Erkki-Sven Tüür is surely one of the most consistently high-quality composers around. Even relatively early works, such as his Insula deserta for string orchestra, manage to blend the ecstatic and the ascetic in an utterly distinctive (hard not to add ‘Nordic’) way that still sounds fresh. When the bolder, more stylistically emancipated perspectives of his recent music meet the direct, almost vibrato-less timbres of the Estonian Philharmonic Chamber Choir, the results are more than musically impressive; they are spiritually stirring.

Tüür’s ability to transmute if not base metal into gold then at least the familiar into the magical is immediately evident, as the grandest piece on this disc, Awakening, begins with inchoate swirls that turn the tired old ‘tuning-up’ gesture into a real tuning-in. This 36‑minute cantata, commissioned for Tallinn as European Capital of Culture in 2011, intersperses 20th-century Estonian poetry with Latin texts related to Easter. The composer reminds us that ‘Awakening can be viewed as a lifelong process’. And without any resort to crowd-pleasing exhibitionism, he fulfils his aim of composing an ‘awakening to the light’. One of those same poets, Ernst Enno, is selected for the unaccompanied The Wanderer’s Evening Song (2001), another deeply felt piece, composed for and dedicated to the Estonian Philharmonic Chamber Choir, who perform it here with luminous precision.

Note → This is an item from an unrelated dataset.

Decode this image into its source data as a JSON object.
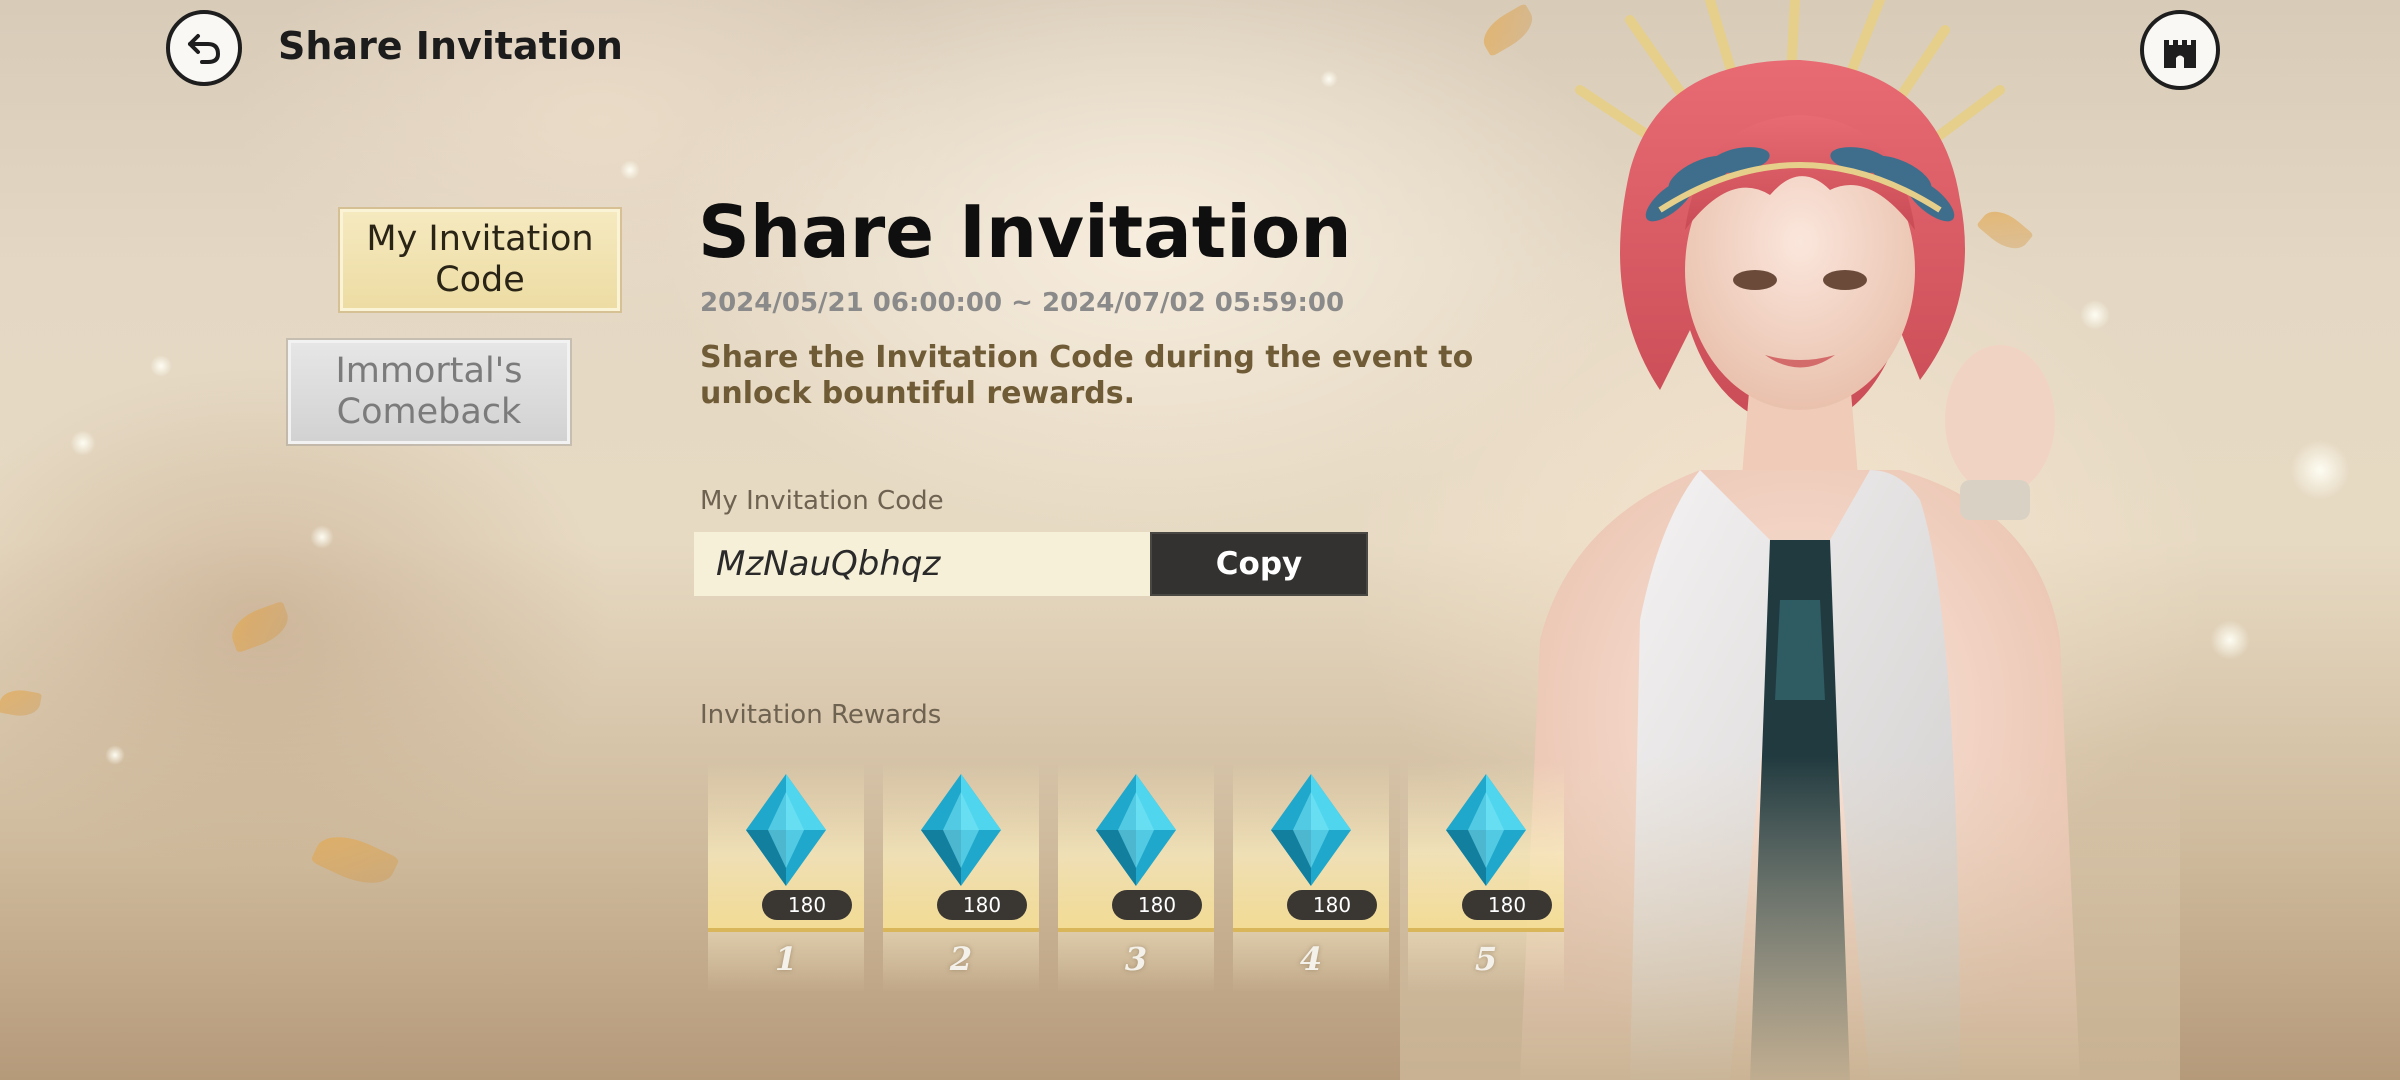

The booklet essay risks the claim that ‘the listener who encounters [Tüür’s music] is touched, overwhelmed, astonished, exalted, even rendered speechless by the suggestiveness of its sounds, images and the memories it evokes’. A hostage to fortune, perhaps, but for my money the claim is not so wildly exaggerated. Tüür’s shimmering, twinkling, yet at the same time edgy textures may be an acquired taste. I can only say that I feel greatly enriched for having acquired it.